"The recovery has been choked off and yet..he still relentlessly supports (chancellor) George Osborne's reckless policy of cutting too far and too fast."


More on This Story

Related Stories

From other news sites

* May require registration or subscription

The BBC is not responsible for the content of external Internet sites


This entry is now closed for comments

Jump to comments pagination
  • rate this

    Comment number 811.

    What a speech.

    It's like being in the Somme for 2 years & then deciding, hey this is serious & we're getting nowhere.

    Previously, governments have offered carrots to gain political advantage, all thats left is a few potatoes, UK & west better get used to political carrot famine and get attuned to a staple political diet of potatoes, which are currently being dyed to look like carrots

  • rate this

    Comment number 810.

    The only way I can see the political situation being resolved is for those new intake politicians and disillusioned back benchers from the three main parties to form a brand new RADICAL party with a realistic mandate to present to the electorate in a fresh G/E. There are some sound politicians but sadly they are scarce and the old tribal loyalties have to be discarded in the national interest.

  • rate this

    Comment number 809.
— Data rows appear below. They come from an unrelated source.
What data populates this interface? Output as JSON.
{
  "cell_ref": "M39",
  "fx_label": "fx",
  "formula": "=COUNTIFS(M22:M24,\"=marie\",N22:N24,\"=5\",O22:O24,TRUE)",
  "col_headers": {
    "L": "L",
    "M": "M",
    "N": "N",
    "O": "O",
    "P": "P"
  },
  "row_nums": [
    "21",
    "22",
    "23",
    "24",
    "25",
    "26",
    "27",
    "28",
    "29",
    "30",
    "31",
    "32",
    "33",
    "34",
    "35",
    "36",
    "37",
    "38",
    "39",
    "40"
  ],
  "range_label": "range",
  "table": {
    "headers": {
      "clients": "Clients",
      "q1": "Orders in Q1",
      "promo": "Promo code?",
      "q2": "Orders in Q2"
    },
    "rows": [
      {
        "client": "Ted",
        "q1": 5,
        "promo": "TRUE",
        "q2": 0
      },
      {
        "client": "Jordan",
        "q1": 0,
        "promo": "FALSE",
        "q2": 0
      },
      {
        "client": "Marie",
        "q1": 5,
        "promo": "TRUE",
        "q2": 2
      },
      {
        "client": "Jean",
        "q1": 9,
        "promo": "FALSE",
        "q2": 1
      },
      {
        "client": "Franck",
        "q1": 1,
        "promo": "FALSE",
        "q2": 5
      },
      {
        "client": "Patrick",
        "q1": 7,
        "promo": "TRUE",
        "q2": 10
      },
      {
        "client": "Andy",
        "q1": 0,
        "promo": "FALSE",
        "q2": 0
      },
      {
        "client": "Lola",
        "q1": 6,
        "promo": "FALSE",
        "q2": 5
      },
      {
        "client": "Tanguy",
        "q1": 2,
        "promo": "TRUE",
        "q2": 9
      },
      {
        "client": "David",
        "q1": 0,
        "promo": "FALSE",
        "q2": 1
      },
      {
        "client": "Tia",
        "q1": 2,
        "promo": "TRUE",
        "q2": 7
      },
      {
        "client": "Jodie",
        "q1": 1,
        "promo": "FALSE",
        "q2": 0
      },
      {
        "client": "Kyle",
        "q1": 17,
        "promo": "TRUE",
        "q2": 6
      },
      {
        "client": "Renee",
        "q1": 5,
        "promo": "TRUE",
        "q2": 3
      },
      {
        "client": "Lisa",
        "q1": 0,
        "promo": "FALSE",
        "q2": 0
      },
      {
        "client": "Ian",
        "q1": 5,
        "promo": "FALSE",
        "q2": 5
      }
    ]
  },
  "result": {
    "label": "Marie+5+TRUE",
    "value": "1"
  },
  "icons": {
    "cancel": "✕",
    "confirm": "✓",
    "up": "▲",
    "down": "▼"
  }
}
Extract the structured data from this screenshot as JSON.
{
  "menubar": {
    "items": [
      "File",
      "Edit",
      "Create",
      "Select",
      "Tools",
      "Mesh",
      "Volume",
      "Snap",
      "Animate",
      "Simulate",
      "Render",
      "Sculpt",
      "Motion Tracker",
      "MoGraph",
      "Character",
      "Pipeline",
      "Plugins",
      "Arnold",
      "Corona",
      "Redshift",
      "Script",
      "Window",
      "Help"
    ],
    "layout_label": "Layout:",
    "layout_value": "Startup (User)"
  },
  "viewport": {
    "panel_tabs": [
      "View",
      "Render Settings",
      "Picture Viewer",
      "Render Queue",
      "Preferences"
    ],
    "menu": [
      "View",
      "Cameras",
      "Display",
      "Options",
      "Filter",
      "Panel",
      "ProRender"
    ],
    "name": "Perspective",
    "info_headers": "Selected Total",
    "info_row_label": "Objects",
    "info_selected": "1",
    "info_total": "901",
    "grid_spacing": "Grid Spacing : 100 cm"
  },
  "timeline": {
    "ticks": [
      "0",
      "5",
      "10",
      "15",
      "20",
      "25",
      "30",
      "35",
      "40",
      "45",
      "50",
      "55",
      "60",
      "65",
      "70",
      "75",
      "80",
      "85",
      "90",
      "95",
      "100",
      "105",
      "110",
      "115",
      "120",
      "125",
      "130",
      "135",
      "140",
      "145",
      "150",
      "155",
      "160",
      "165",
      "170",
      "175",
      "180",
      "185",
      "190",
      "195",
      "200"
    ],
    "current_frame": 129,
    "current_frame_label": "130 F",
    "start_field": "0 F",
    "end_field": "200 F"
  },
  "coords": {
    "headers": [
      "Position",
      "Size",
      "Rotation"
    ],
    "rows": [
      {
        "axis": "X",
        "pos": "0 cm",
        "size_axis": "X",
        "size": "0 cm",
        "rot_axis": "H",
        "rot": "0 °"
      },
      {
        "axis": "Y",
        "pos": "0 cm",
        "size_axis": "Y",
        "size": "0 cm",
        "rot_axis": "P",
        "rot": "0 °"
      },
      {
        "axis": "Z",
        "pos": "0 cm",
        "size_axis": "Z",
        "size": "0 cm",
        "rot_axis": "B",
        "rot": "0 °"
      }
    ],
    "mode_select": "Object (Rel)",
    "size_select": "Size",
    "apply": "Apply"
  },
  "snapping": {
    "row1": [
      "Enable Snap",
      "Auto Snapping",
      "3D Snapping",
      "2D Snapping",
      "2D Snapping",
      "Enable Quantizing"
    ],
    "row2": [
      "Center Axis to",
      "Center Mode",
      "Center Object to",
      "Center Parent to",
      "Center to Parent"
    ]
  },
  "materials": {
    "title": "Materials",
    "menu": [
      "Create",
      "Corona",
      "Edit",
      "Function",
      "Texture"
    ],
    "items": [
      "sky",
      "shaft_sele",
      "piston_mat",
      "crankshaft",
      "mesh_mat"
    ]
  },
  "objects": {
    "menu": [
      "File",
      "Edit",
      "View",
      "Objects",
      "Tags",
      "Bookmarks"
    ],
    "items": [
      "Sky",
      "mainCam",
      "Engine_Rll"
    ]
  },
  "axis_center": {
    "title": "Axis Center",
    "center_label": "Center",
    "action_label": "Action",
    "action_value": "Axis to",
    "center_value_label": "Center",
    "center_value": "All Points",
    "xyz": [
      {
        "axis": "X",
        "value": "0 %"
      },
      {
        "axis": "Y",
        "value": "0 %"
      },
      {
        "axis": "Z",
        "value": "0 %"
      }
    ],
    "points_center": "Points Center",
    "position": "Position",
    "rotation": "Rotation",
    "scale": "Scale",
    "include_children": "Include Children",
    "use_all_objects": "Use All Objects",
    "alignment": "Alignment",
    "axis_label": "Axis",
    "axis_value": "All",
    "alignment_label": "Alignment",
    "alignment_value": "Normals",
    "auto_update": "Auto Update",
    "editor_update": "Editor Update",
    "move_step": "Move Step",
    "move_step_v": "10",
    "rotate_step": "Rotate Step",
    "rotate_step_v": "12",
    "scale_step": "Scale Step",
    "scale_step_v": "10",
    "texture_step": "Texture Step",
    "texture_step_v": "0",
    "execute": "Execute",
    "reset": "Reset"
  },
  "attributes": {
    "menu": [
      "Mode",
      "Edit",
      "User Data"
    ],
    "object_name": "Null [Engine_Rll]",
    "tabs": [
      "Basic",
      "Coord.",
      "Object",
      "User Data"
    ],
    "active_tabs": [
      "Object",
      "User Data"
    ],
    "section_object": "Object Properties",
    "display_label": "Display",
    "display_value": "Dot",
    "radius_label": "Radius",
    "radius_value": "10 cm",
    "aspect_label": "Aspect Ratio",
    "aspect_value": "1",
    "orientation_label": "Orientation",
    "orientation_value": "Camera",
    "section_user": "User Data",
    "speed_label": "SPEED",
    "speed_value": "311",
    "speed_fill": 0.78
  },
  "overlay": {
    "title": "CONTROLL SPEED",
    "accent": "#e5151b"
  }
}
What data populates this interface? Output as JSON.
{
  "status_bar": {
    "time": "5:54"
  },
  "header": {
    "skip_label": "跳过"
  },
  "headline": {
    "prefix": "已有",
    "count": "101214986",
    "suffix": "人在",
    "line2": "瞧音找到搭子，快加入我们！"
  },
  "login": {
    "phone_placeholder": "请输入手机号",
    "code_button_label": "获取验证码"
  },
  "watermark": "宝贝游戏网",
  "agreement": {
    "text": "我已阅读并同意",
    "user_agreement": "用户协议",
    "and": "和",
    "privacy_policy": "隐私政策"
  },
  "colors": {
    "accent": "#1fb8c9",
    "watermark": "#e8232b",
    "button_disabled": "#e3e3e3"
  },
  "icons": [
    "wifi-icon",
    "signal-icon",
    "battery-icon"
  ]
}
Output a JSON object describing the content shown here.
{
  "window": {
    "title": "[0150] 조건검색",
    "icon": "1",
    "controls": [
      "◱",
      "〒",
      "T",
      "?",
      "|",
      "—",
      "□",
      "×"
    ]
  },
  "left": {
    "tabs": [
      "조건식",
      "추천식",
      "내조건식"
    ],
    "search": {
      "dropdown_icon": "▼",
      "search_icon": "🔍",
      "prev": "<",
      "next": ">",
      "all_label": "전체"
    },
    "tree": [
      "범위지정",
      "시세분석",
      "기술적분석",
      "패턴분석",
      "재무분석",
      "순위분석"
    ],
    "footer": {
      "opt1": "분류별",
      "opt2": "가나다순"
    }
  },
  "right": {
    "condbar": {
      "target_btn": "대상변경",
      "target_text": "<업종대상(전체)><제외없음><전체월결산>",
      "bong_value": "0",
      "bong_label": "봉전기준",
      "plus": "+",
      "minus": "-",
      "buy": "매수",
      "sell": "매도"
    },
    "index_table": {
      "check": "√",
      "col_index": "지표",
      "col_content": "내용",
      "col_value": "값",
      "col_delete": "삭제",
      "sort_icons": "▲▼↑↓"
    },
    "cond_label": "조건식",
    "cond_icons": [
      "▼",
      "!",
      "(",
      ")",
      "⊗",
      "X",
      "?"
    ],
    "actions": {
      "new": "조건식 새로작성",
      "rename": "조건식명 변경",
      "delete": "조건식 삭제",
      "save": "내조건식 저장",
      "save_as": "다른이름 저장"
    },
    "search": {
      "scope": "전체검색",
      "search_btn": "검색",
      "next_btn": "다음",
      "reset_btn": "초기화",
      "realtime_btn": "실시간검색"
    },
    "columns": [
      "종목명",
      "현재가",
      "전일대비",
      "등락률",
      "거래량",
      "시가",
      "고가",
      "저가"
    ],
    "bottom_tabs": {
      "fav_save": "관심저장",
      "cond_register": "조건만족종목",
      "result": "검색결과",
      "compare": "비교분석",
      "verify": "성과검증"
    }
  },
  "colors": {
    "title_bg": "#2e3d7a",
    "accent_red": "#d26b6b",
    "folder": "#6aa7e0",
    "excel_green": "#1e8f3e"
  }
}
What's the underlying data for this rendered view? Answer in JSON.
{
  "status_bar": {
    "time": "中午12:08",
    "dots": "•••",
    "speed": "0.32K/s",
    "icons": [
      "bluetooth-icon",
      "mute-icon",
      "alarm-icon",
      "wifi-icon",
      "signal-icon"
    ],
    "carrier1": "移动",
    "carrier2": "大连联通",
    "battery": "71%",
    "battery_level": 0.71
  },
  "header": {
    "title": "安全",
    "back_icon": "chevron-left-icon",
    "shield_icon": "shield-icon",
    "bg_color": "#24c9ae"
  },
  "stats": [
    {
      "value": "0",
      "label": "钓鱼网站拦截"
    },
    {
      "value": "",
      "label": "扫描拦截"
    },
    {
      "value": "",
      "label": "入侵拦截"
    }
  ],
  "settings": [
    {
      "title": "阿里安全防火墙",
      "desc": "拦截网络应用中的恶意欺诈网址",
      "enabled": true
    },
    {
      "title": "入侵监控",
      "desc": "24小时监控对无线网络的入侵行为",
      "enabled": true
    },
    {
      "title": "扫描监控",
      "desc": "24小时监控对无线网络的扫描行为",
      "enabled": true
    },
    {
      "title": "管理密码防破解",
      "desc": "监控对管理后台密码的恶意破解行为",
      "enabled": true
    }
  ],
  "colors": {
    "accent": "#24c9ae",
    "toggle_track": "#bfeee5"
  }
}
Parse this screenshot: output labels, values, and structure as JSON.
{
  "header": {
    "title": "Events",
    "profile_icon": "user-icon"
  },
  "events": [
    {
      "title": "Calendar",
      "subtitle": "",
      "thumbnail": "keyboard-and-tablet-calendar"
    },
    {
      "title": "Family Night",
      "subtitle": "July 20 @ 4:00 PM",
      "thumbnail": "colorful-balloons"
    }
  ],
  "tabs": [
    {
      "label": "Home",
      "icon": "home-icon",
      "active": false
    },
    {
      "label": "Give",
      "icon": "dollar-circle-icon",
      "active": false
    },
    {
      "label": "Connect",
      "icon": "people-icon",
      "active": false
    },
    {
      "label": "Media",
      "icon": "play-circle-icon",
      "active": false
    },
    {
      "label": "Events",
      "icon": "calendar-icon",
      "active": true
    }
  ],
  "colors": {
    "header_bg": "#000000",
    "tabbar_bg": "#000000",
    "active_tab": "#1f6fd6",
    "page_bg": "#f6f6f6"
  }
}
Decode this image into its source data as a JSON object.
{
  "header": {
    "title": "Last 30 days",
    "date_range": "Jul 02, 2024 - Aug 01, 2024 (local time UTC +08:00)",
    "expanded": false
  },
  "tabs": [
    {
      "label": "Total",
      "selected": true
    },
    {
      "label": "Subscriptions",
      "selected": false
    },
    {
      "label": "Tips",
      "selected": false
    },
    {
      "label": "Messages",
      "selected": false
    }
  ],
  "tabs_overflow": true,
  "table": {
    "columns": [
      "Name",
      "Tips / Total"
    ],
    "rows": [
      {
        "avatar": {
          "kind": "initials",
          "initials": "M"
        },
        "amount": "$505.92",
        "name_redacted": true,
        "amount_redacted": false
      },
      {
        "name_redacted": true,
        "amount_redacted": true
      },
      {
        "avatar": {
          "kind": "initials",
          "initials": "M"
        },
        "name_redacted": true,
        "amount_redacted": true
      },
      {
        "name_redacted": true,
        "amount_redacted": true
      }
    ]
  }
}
    I meant that the debt level remained lower than that inherited in 1997 until the financial crises. Debt rarely stayed below 40% of GDP for long throughout the 20th century so hardly historically shocking stats.

    I am not defending Labour's record, but evidently the Tories don't have the answers either.

  • rate this

    Comment number 808.

    Anglophoney @ 803
    "From 1997 the Labour government reduced levels of debt right up to the finacial crises and bank bailouts."
    How did you conclude that from the numbers? The debt started rising again in 2003 - 5 whole years before the bank bailout.//

    And Labour policies - bloated pubic sector, welfare dependency, immigration etc, were steering us on to the rocksfrom the start.

  • rate this

    Comment number 807.

    I have said this in other posts but until we get over this idea of enternal growth we can never move on. Nothing lasts forever and at this time the growth mantra are just hollow words. If people really believe the economy can grow forever then they are totally misguided and ill-informed. At this time we must look at sustaining not growing. We need an economic revolution!


Comments 5 of 811


More Politics stories



Copyright © 2015 BBC. The BBC is not responsible for the content of external sites. Read more.

This page is best viewed in an up-to-date web browser with style sheets (CSS) enabled. While you will be able to view the content of this page in your current browser, you will not be able to get the full visual experience. Please consider upgrading your browser software or enabling style sheets (CSS) if you are able to do so.